Colonists without colonies
Ross’s first world tour began in the US, where he was active not only as a journalist and filmmaker, he also explored opportunities for colonists or settlers from central Europe. This was the subject of his talk in San Francisco in March 1924.
The report on Ross’s appearance at the San Francisco Chamber of Commerce is instructive in terms of his lecturing practice and of the vague use of the term ‘colonist’ after Germany had lost its colonies in the Great War.
The reason why the Madera Mercury, a small Californian town’s daily, paid special attention to the traveler’s talk is Ross’s praise of the San Joaquin valley, where the town’s 6,000 inhabitants lived. Referring to his journeys in Mexico, before the war, and in South America, between 1919 and 1921, and contrasting it to what he saw in the US in 1924, Ross must have presented himself as a powerful medial ‘hub’ in recruiting new colonists from Europe. Against the backdrop of Ross’s publications during and after this trip, however, his understanding of his role as a colonial agent must be doubted, as his colonizing efforts are barely mentioned. And, after Ross’s return to Germany, we have no evidence that he explicitly promoted emigration to California either. Thus, San Joaquin’s appraisal must rather have been a marketing device to serve Ross’s own financial interests.1 Even though another California local newspaper quoted a letter from Ross’s wife Lisa that stated that Ross had delivered c. 400 lectures to an aggregate audience of 300,0002 and promoted emigration to California, it is definitely a spurious account. Ross departed from Batavia (Netherlands East-Indies) for Amsterdam in late August 1924 and the lectures, at larger institutes in Germany and Austria, could host between 400 and 700 persons. Moreover, the presentations covered his entire journey, of which California was only a small part.3

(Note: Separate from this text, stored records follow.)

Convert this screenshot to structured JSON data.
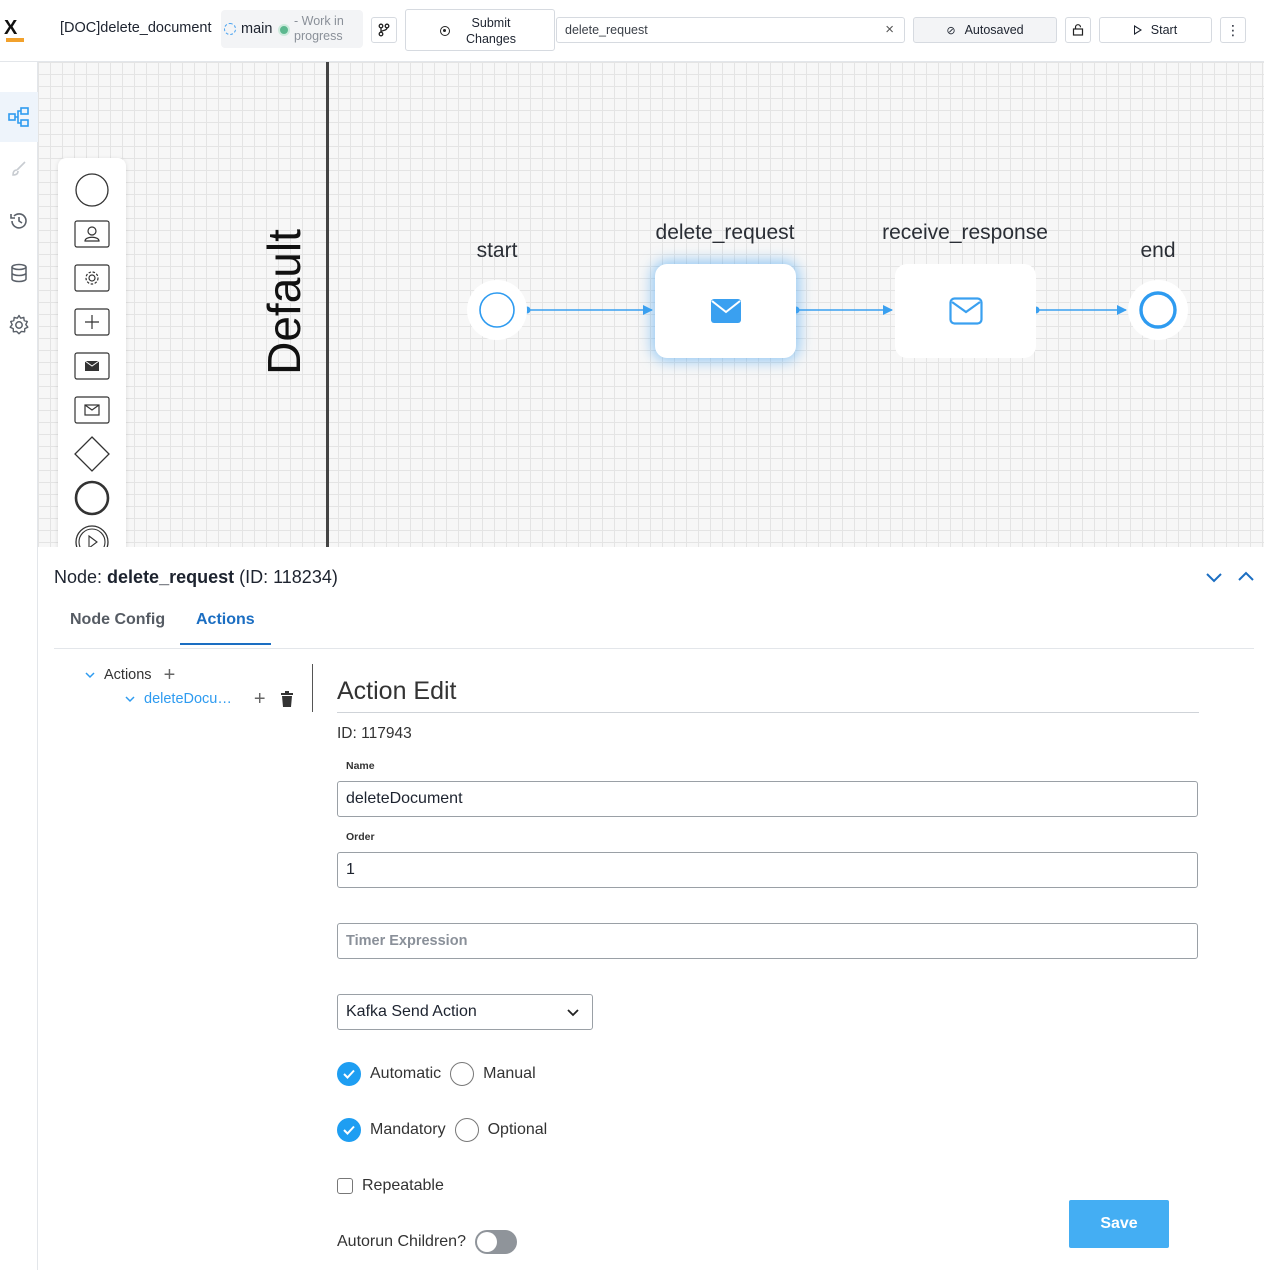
{
  "header": {
    "doc_title": "[DOC]delete_document",
    "branch": "main",
    "status": "- Work in progress",
    "submit_label": "Submit Changes",
    "search_value": "delete_request",
    "autosave_label": "Autosaved",
    "start_label": "Start"
  },
  "rail": {
    "items": [
      "diagram-icon",
      "brush-icon",
      "history-icon",
      "database-icon",
      "gear-icon"
    ]
  },
  "palette": {
    "items": [
      "start-event-icon",
      "user-task-icon",
      "service-task-icon",
      "subprocess-icon",
      "send-task-icon",
      "receive-task-icon",
      "gateway-icon",
      "end-event-icon",
      "timer-event-icon"
    ]
  },
  "diagram": {
    "lane": "Default",
    "nodes": {
      "start": "start",
      "task1": "delete_request",
      "task2": "receive_response",
      "end": "end"
    }
  },
  "node": {
    "prefix": "Node: ",
    "name": "delete_request",
    "id_text": " (ID: 118234)"
  },
  "tabs": [
    "Node Config",
    "Actions"
  ],
  "tree": {
    "root": "Actions",
    "child": "deleteDocu…"
  },
  "action_edit": {
    "title": "Action Edit",
    "id": "ID: 117943",
    "name_label": "Name",
    "name_value": "deleteDocument",
    "order_label": "Order",
    "order_value": "1",
    "timer_placeholder": "Timer Expression",
    "action_type": "Kafka Send Action",
    "trigger_options": [
      "Automatic",
      "Manual"
    ],
    "requirement_options": [
      "Mandatory",
      "Optional"
    ],
    "repeatable_label": "Repeatable",
    "autorun_label": "Autorun Children?",
    "save_label": "Save"
  },
  "colors": {
    "accent": "#1b6ec2",
    "flow": "#3aa0f0",
    "save": "#44aef3"
  }
}
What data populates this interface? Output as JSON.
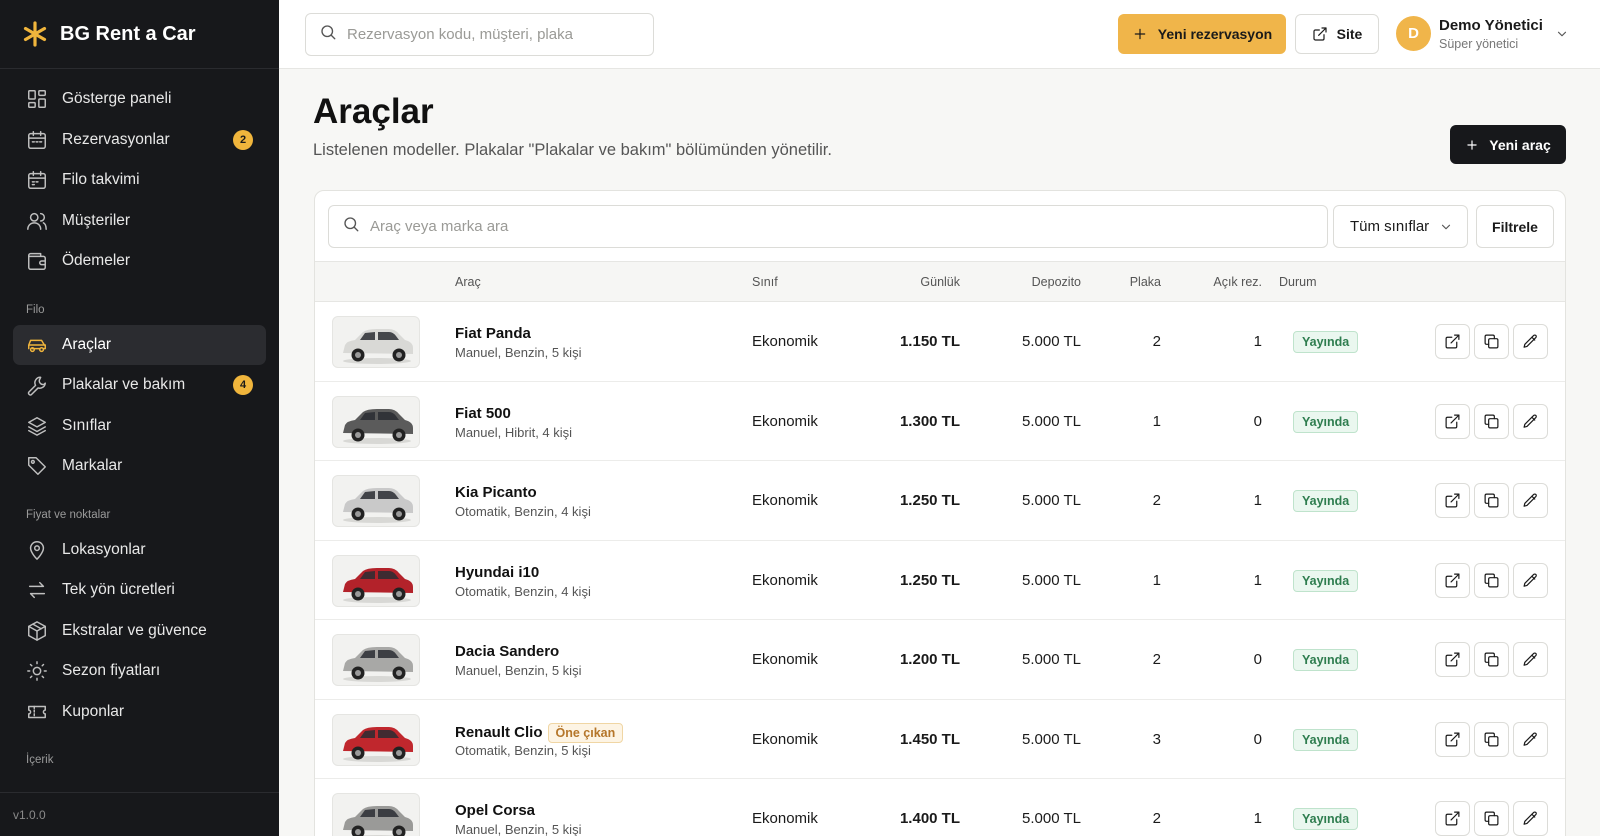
{
  "brand": {
    "name": "BG Rent a Car"
  },
  "sidebar": {
    "items": [
      {
        "label": "Gösterge paneli",
        "icon": "dashboard-icon"
      },
      {
        "label": "Rezervasyonlar",
        "icon": "calendar-icon",
        "badge": "2"
      },
      {
        "label": "Filo takvimi",
        "icon": "calendar-icon"
      },
      {
        "label": "Müşteriler",
        "icon": "users-icon"
      },
      {
        "label": "Ödemeler",
        "icon": "wallet-icon"
      }
    ],
    "section_fleet": "Filo",
    "fleet_items": [
      {
        "label": "Araçlar",
        "icon": "car-icon",
        "active": true
      },
      {
        "label": "Plakalar ve bakım",
        "icon": "wrench-icon",
        "badge": "4"
      },
      {
        "label": "Sınıflar",
        "icon": "layers-icon"
      },
      {
        "label": "Markalar",
        "icon": "tag-icon"
      }
    ],
    "section_pricing": "Fiyat ve noktalar",
    "pricing_items": [
      {
        "label": "Lokasyonlar",
        "icon": "map-pin-icon"
      },
      {
        "label": "Tek yön ücretleri",
        "icon": "arrows-icon"
      },
      {
        "label": "Ekstralar ve güvence",
        "icon": "package-icon"
      },
      {
        "label": "Sezon fiyatları",
        "icon": "sun-icon"
      },
      {
        "label": "Kuponlar",
        "icon": "ticket-icon"
      }
    ],
    "section_content": "İçerik",
    "version": "v1.0.0"
  },
  "topbar": {
    "search_placeholder": "Rezervasyon kodu, müşteri, plaka",
    "new_reservation_label": "Yeni rezervasyon",
    "site_label": "Site",
    "user_initial": "D",
    "user_name": "Demo Yönetici",
    "user_role": "Süper yönetici"
  },
  "page": {
    "title": "Araçlar",
    "subtitle": "Listelenen modeller. Plakalar \"Plakalar ve bakım\" bölümünden yönetilir.",
    "new_car_label": "Yeni araç"
  },
  "filters": {
    "search_placeholder": "Araç veya marka ara",
    "class_select": "Tüm sınıflar",
    "filter_label": "Filtrele"
  },
  "table": {
    "headers": {
      "car": "Araç",
      "class": "Sınıf",
      "daily": "Günlük",
      "deposit": "Depozito",
      "plate": "Plaka",
      "open": "Açık rez.",
      "status": "Durum"
    },
    "rows": [
      {
        "name": "Fiat Panda",
        "spec": "Manuel, Benzin, 5 kişi",
        "class": "Ekonomik",
        "daily": "1.150 TL",
        "deposit": "5.000 TL",
        "plates": "2",
        "open": "1",
        "status": "Yayında",
        "car_color": "#d9d9d6"
      },
      {
        "name": "Fiat 500",
        "spec": "Manuel, Hibrit, 4 kişi",
        "class": "Ekonomik",
        "daily": "1.300 TL",
        "deposit": "5.000 TL",
        "plates": "1",
        "open": "0",
        "status": "Yayında",
        "car_color": "#5b5b5b"
      },
      {
        "name": "Kia Picanto",
        "spec": "Otomatik, Benzin, 4 kişi",
        "class": "Ekonomik",
        "daily": "1.250 TL",
        "deposit": "5.000 TL",
        "plates": "2",
        "open": "1",
        "status": "Yayında",
        "car_color": "#c9c9c9"
      },
      {
        "name": "Hyundai i10",
        "spec": "Otomatik, Benzin, 4 kişi",
        "class": "Ekonomik",
        "daily": "1.250 TL",
        "deposit": "5.000 TL",
        "plates": "1",
        "open": "1",
        "status": "Yayında",
        "car_color": "#b3222a"
      },
      {
        "name": "Dacia Sandero",
        "spec": "Manuel, Benzin, 5 kişi",
        "class": "Ekonomik",
        "daily": "1.200 TL",
        "deposit": "5.000 TL",
        "plates": "2",
        "open": "0",
        "status": "Yayında",
        "car_color": "#a8a8a6"
      },
      {
        "name": "Renault Clio",
        "featured": "Öne çıkan",
        "spec": "Otomatik, Benzin, 5 kişi",
        "class": "Ekonomik",
        "daily": "1.450 TL",
        "deposit": "5.000 TL",
        "plates": "3",
        "open": "0",
        "status": "Yayında",
        "car_color": "#c0272d"
      },
      {
        "name": "Opel Corsa",
        "spec": "Manuel, Benzin, 5 kişi",
        "class": "Ekonomik",
        "daily": "1.400 TL",
        "deposit": "5.000 TL",
        "plates": "2",
        "open": "1",
        "status": "Yayında",
        "car_color": "#9a9a98"
      }
    ]
  },
  "colors": {
    "accent": "#f0b54a",
    "sidebar_bg": "#17181b",
    "status_green": "#2e7d4f"
  }
}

On the other hand—just as in his accounts of the 1919-1921 journey—Ross applies the notion of colonists in the sense of settlers (or, historically, of Auslandsdeutsche [Germans abroad]) and not in the sense of the imperial policies of Germany or the British Commonwealth. Here, postwar emigration takes, at least in its early stage, a primarily economic shape of individual ‘colonizing’ activities without collectivist or strong national(ist) ambitions. However, this modesty would not last too long: Germany’s colonial past would be revived in Ross’s presentations of his African tour (see Serving colonial revisionism) and, particularly since 1933, served as an ideological component in arguing for the white man’s racial supremacy (see The blurred Herrenrasse).
Anonymous. Traveler Likes San Joaquin Valley. Madera Mercury: 1924 Mar 14; 302: .
Case: Speaking engagements
1 For further reports on Ross’s travels in Texas and in California see Anonymous. Panhandle Plains to get big publicity. The Tulia Herald: 1924 Feb 22; 15 (8, ed. 1); 6;Anonymous. Journalist here to review county. Dr. Colin Ross sees hope for colonists who would settle. The Bakersfield Californian: 1924 Feb 29; 2nd ed: 11; Anonymous. [Ross as guest of Santa Fe system to investigate settlement options]. Madera Tribune: 1924 Mar 15; 112; 4; Anonymous. Newspaper man to visit Bakersfield. Will make survey of all Kern County products to send east. The Bakersfield Californian: 1924 Feb 13; XXXIV (169); 6 and Anonymous. Germans may emigrate here. San Bernardino Sun: 1924 Mar 6; 54 (54); 4. See Library.
2 Anonymous. California is Well Advertised Abroad. Oxnard Daily Courier: 1924 Oct 17; XIX (91); 5. See Library.
3 See, among others, Anonymous. Passagierslijst. Bataviaasch Nieuwsblad: 1924 Aug 26; 40 (224) and [n.a.]. [Announcement of the lecture “Amerika - China - Indien”]. Berliner Tageblatt: 1924 Oct 30; 53 (516); 15. See Library. It is hard to establish whether the ‘fake news’ originated from Lisa Ross or the author of the Oxnard article, but, at any rate, its exaggerated figures reflect the logic of popular culture, capitalizing on records and spectacular data.